Power and culture
While trainers can be quick to draw on Geert Hofstede’s individualist/collectivist dimension, his notion of power distance, defined as the degree to which societies allow the distribution of unequal power, is a better reference point here. For example, it describes the influence power has on personal as well organisational functioning and how it is embraced by the subordinates as much as leaders. This again draws attention to not only how power is exercised but more importantly, how it is received.
An often taken for granted fact of modern human society is that all cultures (and organisations) create methods to elicit responsible and productive behaviour from members, however, there are multiple approaches to achieve this, which must be exercised differently depending on the culture. As a result, the level of power distance impacts the motives and expectations of the subordinates, thus the higher the power the more direction and guidance is expected. What this means is that there is acceptance towards autocratic leadership styles and likewise, the lower the power distance, the more freedom and independence individuals receive, which requires less autocratic and demanding leadership styles.
Leadership needs to understand what exists behind the action and importantly the knowledge of how others operate and how one’s own mental programming can operate alongside others.

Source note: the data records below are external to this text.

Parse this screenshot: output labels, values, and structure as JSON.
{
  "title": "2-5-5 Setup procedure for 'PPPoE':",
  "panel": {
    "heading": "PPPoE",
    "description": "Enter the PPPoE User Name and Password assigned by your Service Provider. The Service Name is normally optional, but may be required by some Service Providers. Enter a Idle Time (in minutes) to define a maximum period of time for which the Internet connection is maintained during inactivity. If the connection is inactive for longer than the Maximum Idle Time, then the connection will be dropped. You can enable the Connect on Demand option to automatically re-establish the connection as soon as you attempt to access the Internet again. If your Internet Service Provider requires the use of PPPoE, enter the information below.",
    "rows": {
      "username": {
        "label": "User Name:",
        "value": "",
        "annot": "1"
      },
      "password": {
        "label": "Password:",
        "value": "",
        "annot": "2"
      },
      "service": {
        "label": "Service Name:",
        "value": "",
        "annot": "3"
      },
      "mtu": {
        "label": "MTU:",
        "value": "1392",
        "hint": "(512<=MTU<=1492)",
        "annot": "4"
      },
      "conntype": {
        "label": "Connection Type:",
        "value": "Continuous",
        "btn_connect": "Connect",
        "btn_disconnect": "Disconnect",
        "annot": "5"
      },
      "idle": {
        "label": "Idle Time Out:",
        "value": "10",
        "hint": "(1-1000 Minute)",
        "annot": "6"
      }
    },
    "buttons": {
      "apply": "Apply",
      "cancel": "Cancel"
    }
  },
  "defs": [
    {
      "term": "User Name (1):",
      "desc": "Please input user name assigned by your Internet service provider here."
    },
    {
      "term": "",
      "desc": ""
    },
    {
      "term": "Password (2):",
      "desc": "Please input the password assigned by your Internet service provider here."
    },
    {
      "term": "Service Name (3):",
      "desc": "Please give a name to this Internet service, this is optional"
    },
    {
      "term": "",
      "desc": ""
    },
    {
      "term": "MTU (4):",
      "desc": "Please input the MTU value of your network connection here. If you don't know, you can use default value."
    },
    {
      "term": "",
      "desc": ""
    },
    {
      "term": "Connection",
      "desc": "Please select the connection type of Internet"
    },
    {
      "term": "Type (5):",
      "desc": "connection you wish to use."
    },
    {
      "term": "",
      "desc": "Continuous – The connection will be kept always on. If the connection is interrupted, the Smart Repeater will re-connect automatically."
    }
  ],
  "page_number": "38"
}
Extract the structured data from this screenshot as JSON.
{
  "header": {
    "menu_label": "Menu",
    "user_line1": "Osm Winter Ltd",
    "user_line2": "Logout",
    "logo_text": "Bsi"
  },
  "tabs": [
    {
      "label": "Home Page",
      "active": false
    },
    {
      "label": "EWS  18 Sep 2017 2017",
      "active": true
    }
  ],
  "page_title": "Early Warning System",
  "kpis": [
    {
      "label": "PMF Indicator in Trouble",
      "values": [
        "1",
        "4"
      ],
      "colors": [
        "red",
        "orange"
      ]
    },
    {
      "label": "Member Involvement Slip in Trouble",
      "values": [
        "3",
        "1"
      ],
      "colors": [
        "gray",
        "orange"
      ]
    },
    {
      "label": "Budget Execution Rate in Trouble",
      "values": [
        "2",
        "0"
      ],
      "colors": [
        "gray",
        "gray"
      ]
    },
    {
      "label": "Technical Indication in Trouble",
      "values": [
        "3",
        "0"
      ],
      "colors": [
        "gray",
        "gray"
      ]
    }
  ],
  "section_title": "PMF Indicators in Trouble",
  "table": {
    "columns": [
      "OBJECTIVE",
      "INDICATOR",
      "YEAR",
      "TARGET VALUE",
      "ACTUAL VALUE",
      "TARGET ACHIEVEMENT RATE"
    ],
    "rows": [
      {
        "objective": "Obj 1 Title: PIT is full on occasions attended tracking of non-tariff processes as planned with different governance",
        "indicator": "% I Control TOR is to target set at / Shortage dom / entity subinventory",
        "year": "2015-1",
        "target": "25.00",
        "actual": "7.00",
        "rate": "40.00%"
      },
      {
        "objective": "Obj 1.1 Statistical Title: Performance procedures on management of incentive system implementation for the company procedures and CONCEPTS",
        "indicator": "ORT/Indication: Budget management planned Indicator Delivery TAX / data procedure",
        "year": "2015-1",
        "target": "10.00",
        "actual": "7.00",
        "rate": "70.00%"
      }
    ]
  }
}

Successful leadership understands similarities and dissimilarities across cultures, irrespective of assumptions and stereotypes, as it provides some form of context and awareness. Thoughts and actions are impacted by culture, which influences behaviour, and as a result, question or strengthen an individual’s thoughts and beliefs.
The fate of many mergers and acquisitions have hinged on how leadership in culture is handled; likewise, the effectiveness of relationships, productivity, day-to-day operations, and ultimately, the bottom line of multinational organisations is impacted by the attention given to intercultural management. Ultimately, success and failure rests on a leader’s ability to understand not only when strong leadership is required, but what strong leadership actually means to different workforces.
Raymond is CEO of Fair Football, an anti-discrimination organisation based in England. He had previously conducted research at Warwick University into the influence and impact of culture within football, as well as society. This research was the first of its kind, and as a result, he has since been working alongside footballing governing bodies and corporations, where he designs and delivers bespoke cultural awareness workshops and training. He is dedicated to transforming equality and diversity in the workplace. You can contact Raymond by email: email@example.com